Curbside service has replaced restaurant dining as Chris Mylonas stands outside Mylo’s Grill with patio tables piled high.
Photo by Shirley Ruhe.
Chris Mylonas says when the pandemic was announced March 13, “It was devastating.” March 10 had been the ten-year anniversary of when he and his father, Damon, established Mylo’s Grill at Chesterbrook Shopping Center. Several days later the Governor’s order closed restaurants for in-dining business.
He says the first thing he did was have a meeting with the employees telling them he hoped they could get through this sooner rather than later. He told them if they didn’t feel comfortable with working that they would still have a job when they returned. “Only one waiter out of 28 employees was afraid to work. He lives with his parents. Mylonas adds all of the part-time employees did the honorable thing and gave their shifts to the full-time employees with families and kids.
Then it was crunch time, so “I said ’dad, go home.’ I haven’t seen him in five weeks.
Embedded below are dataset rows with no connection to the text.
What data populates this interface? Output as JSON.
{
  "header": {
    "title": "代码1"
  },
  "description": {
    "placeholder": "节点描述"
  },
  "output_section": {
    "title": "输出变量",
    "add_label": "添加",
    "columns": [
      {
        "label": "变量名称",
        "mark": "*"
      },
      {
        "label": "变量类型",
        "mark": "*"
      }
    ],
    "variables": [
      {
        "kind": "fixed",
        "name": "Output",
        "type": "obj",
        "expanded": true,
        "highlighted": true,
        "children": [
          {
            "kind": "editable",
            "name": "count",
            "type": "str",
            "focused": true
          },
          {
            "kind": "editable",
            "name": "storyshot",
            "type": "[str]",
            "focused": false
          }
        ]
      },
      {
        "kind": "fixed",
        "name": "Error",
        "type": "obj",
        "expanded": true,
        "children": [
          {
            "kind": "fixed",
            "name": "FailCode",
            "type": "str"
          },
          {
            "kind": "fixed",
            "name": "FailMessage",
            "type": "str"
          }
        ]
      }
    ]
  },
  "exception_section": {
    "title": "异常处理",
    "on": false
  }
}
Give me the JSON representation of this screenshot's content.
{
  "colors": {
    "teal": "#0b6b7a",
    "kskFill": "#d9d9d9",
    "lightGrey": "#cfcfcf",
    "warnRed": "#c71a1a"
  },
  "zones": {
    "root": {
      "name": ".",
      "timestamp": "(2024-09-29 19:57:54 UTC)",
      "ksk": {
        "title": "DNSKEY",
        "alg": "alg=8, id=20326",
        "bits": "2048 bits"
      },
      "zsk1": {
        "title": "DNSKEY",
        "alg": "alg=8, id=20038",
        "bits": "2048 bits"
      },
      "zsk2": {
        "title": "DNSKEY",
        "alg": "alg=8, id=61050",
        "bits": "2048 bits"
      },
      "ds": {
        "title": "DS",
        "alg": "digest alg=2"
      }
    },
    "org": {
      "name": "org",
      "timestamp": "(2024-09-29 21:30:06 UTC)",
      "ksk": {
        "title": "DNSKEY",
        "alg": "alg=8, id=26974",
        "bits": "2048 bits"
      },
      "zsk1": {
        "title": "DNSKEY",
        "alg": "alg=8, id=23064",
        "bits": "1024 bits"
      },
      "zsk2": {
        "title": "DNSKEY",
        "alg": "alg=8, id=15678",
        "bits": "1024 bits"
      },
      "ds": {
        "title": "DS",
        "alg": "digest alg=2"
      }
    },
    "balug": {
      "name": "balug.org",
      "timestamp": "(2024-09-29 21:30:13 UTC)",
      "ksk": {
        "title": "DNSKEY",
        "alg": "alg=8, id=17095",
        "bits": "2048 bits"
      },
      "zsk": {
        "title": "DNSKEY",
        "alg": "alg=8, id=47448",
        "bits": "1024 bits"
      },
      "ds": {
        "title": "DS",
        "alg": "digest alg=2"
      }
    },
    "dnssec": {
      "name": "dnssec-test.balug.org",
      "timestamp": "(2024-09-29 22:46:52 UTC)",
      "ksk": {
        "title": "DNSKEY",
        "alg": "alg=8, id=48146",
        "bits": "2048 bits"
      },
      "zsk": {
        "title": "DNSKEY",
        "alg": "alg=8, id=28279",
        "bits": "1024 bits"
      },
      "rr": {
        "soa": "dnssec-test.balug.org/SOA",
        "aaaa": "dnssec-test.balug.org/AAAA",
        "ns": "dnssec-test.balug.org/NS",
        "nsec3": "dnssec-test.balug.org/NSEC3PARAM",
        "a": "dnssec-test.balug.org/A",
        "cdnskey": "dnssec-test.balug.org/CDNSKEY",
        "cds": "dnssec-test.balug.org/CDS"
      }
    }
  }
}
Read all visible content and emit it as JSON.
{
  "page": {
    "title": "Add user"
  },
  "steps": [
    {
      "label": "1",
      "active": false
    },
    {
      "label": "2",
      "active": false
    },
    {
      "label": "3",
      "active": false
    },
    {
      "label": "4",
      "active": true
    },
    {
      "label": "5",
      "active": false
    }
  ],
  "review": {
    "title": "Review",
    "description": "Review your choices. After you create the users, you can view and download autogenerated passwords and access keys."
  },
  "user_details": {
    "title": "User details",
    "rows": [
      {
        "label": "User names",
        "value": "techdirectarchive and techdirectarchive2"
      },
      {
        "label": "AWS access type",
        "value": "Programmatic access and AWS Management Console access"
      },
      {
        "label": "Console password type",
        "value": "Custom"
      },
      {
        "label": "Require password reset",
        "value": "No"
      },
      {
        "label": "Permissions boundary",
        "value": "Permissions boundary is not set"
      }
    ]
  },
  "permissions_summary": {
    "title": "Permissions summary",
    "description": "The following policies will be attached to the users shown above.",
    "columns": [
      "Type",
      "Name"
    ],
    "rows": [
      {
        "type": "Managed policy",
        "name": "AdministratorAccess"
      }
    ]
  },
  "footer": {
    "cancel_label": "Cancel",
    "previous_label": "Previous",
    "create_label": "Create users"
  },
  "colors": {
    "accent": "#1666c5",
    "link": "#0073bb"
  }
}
He is going stir crazy. He has worked his whole life.” Chris and Damon have more than 60 years of experience between them in the restaurant business. Mylonas says his dad told him yesterday he was just going to get in the car and come to work.
BUSINESS is down 50-70 percent depending on the day, “and we are barely making it. Business is crawling, not walking. But people still order everything. They will ask me the special of the day.” And he still makes prime rib on Friday nights, and it still sells out. The best seller is the chicken souvlaki. “We still use the same amount of chicken. I think people want comfort food.”
Mylonas says they immediately did lots of mass marketing on the internet, and he signed up for Door Dash delivery service as well as offering home delivery. Still the most popular is the curbside delivery, where people call in orders and then pick them up outside the restaurant. “We run out with gloves and masks on. But there are some people who just want to walk in anyway and say hi.
There have been a lot of very generous people who tip the carry out orders in the same way as they would for in-restaurant dining.” Others have bought large gift certificates because they know they will use them later. The neighborhood has kept them going.
Mylonas says they applied for an SBA Paycheck Protection Program loan but didn’t hear back from their bank. “When all is said and done, it is very obvious what happened.” He explains all of the big businesses got their loans, and the small ones didn’t. “It’s reprehensible.” He says that when this is over, he is going to change to a small community bank.
THE BIGGEST CHALLENGE is not knowing how long this is going to last. “The employees are scared. They don’t know what’s going to happen next.” Rent is still due; bills keep coming in. The restaurant is still using the same amount of gas and electricity. He says, “I know it is going to end, but then what next.
And for my part, the challenge is working 12 hours a day for 6 weeks straight and then taking measures at home where I do not come in close contact with the family due to possible daily exposure. I just want things to get back to normal where I’ll be able to hug and kiss my kids again.”
Mylonas bought an infrared thermometer to test his employees for fever each day. “Actually, I bought two.” He is looking for more. “You never know. There might be a rule someday that everyone in a public place has to have their temperature taken, and there could be a run on thermometers.”
Mylonas says the community has shown how much they care. “We’re lucky to be in McLean. There are a lot of good hearts here.”